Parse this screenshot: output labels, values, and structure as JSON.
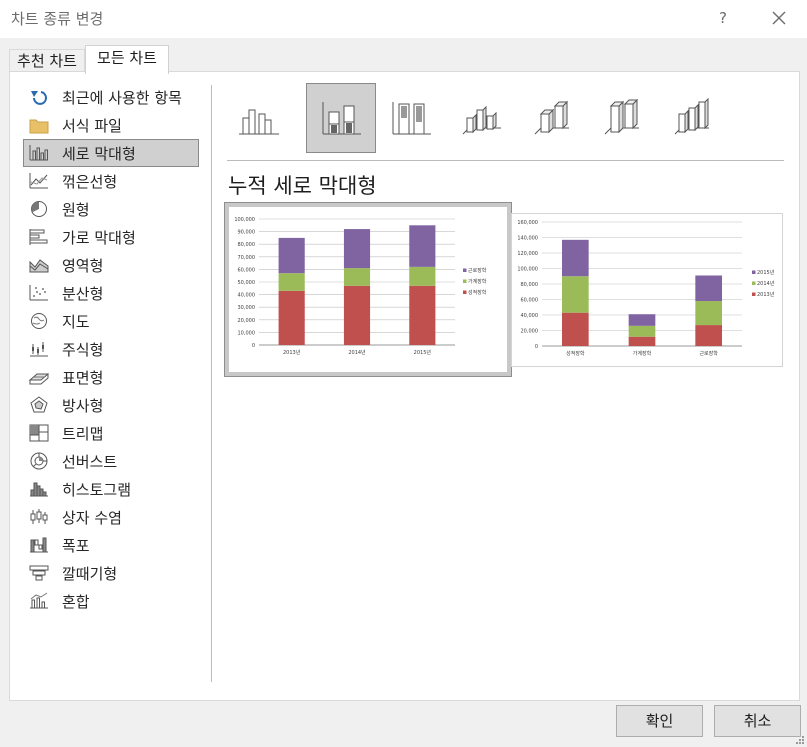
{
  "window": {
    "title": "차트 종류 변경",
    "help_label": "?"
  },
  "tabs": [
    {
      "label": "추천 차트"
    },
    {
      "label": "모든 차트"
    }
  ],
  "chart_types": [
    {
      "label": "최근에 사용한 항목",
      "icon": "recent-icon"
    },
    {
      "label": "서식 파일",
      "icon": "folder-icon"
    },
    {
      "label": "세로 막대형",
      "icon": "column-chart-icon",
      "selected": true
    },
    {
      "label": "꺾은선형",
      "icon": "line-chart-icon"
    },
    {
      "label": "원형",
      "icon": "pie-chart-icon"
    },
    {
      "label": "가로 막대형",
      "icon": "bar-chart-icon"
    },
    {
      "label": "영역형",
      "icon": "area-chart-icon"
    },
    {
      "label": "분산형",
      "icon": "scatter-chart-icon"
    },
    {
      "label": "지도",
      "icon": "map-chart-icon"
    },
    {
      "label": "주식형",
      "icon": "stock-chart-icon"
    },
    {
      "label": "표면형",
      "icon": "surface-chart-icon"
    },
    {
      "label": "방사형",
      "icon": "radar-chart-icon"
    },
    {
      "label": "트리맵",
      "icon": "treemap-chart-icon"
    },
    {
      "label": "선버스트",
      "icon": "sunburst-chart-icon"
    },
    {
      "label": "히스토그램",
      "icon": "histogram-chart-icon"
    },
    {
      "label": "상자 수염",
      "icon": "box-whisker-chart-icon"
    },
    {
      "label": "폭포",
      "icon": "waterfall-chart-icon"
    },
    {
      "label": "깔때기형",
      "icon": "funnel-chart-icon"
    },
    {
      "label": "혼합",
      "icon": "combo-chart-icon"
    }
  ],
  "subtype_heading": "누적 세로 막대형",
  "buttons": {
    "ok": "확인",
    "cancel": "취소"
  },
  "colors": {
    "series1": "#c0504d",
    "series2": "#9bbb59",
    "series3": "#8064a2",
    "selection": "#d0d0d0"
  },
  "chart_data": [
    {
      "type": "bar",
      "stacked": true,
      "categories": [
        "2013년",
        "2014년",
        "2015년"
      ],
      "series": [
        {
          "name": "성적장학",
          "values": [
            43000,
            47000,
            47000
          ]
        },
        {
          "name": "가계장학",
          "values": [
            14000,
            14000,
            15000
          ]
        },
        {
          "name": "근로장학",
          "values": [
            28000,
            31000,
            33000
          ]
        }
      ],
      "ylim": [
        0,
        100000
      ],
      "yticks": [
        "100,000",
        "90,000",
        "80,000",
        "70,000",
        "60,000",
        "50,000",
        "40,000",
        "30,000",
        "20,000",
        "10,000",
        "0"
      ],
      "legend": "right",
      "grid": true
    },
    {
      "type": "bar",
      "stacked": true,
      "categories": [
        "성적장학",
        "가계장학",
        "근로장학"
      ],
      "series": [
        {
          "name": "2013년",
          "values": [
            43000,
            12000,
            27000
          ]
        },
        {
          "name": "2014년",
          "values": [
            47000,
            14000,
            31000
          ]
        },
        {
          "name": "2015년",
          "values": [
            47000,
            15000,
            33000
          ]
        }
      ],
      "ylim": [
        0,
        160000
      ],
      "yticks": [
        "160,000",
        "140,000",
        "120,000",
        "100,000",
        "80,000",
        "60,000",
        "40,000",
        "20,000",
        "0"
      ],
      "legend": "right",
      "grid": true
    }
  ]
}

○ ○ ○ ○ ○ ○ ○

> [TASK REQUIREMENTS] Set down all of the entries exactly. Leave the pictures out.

> [OUTPUT FOR THIS TASK]
Parse this screenshot: output labels, values, and structure as JSON.
{
  "window": {
    "title": "차트 종류 변경",
    "help_label": "?"
  },
  "tabs": [
    {
      "label": "추천 차트"
    },
    {
      "label": "모든 차트"
    }
  ],
  "chart_types": [
    {
      "label": "최근에 사용한 항목",
      "icon": "recent-icon"
    },
    {
      "label": "서식 파일",
      "icon": "folder-icon"
    },
    {
      "label": "세로 막대형",
      "icon": "column-chart-icon",
      "selected": true
    },
    {
      "label": "꺾은선형",
      "icon": "line-chart-icon"
    },
    {
      "label": "원형",
      "icon": "pie-chart-icon"
    },
    {
      "label": "가로 막대형",
      "icon": "bar-chart-icon"
    },
    {
      "label": "영역형",
      "icon": "area-chart-icon"
    },
    {
      "label": "분산형",
      "icon": "scatter-chart-icon"
    },
    {
      "label": "지도",
      "icon": "map-chart-icon"
    },
    {
      "label": "주식형",
      "icon": "stock-chart-icon"
    },
    {
      "label": "표면형",
      "icon": "surface-chart-icon"
    },
    {
      "label": "방사형",
      "icon": "radar-chart-icon"
    },
    {
      "label": "트리맵",
      "icon": "treemap-chart-icon"
    },
    {
      "label": "선버스트",
      "icon": "sunburst-chart-icon"
    },
    {
      "label": "히스토그램",
      "icon": "histogram-chart-icon"
    },
    {
      "label": "상자 수염",
      "icon": "box-whisker-chart-icon"
    },
    {
      "label": "폭포",
      "icon": "waterfall-chart-icon"
    },
    {
      "label": "깔때기형",
      "icon": "funnel-chart-icon"
    },
    {
      "label": "혼합",
      "icon": "combo-chart-icon"
    }
  ],
  "subtype_heading": "누적 세로 막대형",
  "buttons": {
    "ok": "확인",
    "cancel": "취소"
  },
  "colors": {
    "series1": "#c0504d",
    "series2": "#9bbb59",
    "series3": "#8064a2",
    "selection": "#d0d0d0"
  },
  "chart_data": [
    {
      "type": "bar",
      "stacked": true,
      "categories": [
        "2013년",
        "2014년",
        "2015년"
      ],
      "series": [
        {
          "name": "성적장학",
          "values": [
            43000,
            47000,
            47000
          ]
        },
        {
          "name": "가계장학",
          "values": [
            14000,
            14000,
            15000
          ]
        },
        {
          "name": "근로장학",
          "values": [
            28000,
            31000,
            33000
          ]
        }
      ],
      "ylim": [
        0,
        100000
      ],
      "yticks": [
        "100,000",
        "90,000",
        "80,000",
        "70,000",
        "60,000",
        "50,000",
        "40,000",
        "30,000",
        "20,000",
        "10,000",
        "0"
      ],
      "legend": "right",
      "grid": true
    },
    {
      "type": "bar",
      "stacked": true,
      "categories": [
        "성적장학",
        "가계장학",
        "근로장학"
      ],
      "series": [
        {
          "name": "2013년",
          "values": [
            43000,
            12000,
            27000
          ]
        },
        {
          "name": "2014년",
          "values": [
            47000,
            14000,
            31000
          ]
        },
        {
          "name": "2015년",
          "values": [
            47000,
            15000,
            33000
          ]
        }
      ],
      "ylim": [
        0,
        160000
      ],
      "yticks": [
        "160,000",
        "140,000",
        "120,000",
        "100,000",
        "80,000",
        "60,000",
        "40,000",
        "20,000",
        "0"
      ],
      "legend": "right",
      "grid": true
    }
  ]
}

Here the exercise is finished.